He said if he were to run for the office it would have to be requested by the people and with a mandate from his army. He said when his fellow Egyptians say something he must obey and he would never turn his back on his country.
The comments from Sisi came just days prior to the referendum on the new constitution that officials along with the local media have portrayed for the most part as an informal example of what direction the country is taking since the overthrow of Morsi.
The timing of the comments by Sisi suggests he would be given strong support for the new constitution. For a number of months, Sisi would not deny nor confirm he would seek the Egyptian presidency.
The uncertain intentions on his part made it difficult for others to opening declare their presidential ambitions. Few possible candidates are willing to declare open opposition to a man many have praised for his overthrowing of Morsi and who is expected to easily win any election he were to enter.
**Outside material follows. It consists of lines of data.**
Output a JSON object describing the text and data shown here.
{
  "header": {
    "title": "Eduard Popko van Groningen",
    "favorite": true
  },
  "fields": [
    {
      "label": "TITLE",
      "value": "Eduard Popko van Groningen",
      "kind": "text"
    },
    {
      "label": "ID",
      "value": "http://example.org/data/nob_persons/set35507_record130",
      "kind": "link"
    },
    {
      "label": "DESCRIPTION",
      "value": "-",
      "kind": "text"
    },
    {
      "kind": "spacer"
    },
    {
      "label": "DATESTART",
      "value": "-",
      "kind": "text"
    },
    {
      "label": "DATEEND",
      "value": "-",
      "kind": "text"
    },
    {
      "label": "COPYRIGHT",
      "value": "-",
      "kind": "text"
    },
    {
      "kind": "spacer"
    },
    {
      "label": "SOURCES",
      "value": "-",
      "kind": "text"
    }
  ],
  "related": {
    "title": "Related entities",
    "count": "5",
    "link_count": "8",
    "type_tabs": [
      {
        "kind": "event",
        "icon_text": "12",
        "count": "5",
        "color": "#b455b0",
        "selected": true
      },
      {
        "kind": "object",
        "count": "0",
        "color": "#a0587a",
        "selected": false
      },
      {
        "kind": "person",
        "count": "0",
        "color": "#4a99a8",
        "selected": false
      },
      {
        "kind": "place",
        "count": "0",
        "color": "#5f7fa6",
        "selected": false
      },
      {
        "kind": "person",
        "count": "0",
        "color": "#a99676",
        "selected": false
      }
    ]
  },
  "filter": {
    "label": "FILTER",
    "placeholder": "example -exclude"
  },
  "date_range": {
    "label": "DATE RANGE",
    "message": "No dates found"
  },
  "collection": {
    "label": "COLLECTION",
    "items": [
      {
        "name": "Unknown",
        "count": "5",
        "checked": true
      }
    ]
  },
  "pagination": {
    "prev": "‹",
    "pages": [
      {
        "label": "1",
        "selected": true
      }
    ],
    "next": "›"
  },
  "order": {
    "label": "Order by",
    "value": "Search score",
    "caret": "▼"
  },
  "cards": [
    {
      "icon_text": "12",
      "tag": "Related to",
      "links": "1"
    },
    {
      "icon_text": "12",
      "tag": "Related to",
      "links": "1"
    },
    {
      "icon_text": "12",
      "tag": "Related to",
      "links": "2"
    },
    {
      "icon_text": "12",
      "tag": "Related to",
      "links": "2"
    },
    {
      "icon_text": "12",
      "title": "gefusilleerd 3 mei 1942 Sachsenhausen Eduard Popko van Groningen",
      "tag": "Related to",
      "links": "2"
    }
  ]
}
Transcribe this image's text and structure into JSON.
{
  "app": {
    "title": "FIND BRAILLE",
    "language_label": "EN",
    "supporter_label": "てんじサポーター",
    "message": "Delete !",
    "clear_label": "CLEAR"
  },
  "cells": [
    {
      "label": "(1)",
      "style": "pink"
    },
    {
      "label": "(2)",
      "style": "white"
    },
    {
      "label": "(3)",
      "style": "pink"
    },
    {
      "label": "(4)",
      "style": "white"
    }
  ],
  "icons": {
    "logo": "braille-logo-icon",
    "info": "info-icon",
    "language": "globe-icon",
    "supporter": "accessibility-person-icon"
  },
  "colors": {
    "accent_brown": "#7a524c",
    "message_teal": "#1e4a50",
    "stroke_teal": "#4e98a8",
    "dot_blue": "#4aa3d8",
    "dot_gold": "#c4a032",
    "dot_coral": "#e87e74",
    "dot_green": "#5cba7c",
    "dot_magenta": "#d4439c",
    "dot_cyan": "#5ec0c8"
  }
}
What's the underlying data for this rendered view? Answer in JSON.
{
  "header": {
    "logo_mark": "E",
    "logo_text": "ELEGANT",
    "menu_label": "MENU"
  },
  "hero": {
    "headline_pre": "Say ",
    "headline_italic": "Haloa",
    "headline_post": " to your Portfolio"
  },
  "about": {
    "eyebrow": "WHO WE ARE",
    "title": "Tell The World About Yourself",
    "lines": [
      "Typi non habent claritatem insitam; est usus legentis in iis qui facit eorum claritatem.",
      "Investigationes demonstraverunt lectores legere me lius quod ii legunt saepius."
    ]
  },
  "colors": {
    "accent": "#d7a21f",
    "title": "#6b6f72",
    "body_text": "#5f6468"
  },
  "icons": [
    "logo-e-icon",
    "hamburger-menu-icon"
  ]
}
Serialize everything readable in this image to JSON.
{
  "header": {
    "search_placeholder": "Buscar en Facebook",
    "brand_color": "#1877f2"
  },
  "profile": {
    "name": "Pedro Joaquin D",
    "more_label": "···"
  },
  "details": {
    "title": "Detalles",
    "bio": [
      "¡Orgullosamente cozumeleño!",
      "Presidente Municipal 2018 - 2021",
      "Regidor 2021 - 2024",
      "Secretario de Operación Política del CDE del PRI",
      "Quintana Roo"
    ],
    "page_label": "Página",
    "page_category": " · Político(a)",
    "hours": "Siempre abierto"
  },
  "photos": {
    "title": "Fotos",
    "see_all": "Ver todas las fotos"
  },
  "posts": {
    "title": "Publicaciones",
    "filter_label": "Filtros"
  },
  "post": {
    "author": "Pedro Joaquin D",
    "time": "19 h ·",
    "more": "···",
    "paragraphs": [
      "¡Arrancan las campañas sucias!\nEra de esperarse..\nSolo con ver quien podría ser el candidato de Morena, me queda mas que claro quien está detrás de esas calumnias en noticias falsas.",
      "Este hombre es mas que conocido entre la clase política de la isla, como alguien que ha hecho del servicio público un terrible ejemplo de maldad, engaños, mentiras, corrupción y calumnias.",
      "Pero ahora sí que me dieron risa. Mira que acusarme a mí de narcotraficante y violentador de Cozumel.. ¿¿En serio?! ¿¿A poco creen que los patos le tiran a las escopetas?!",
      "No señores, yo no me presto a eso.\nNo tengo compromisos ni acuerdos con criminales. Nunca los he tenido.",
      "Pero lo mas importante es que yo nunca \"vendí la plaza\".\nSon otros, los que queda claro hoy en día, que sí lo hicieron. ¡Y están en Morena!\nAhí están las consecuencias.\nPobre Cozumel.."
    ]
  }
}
One former general in Egypt said that if Sisi were to run he likely would be voted in after just one round. Sisi has great popularity and people believe he can unite the country during a tough period that is upcoming.
Across large portions of Egypt, it is clearly visible how much support Sisi has. Banners and posters of him adorn many of the streets in Egypt and supporters of his claim they have millions of signatures requesting he run.
Many of those that protested against Hosni Mubarak back in the start of the Arab Spring in 2011 might now consider a strongman for president as a good step, as they have become exhausted from over three years of turmoil following Mubarak’s fall.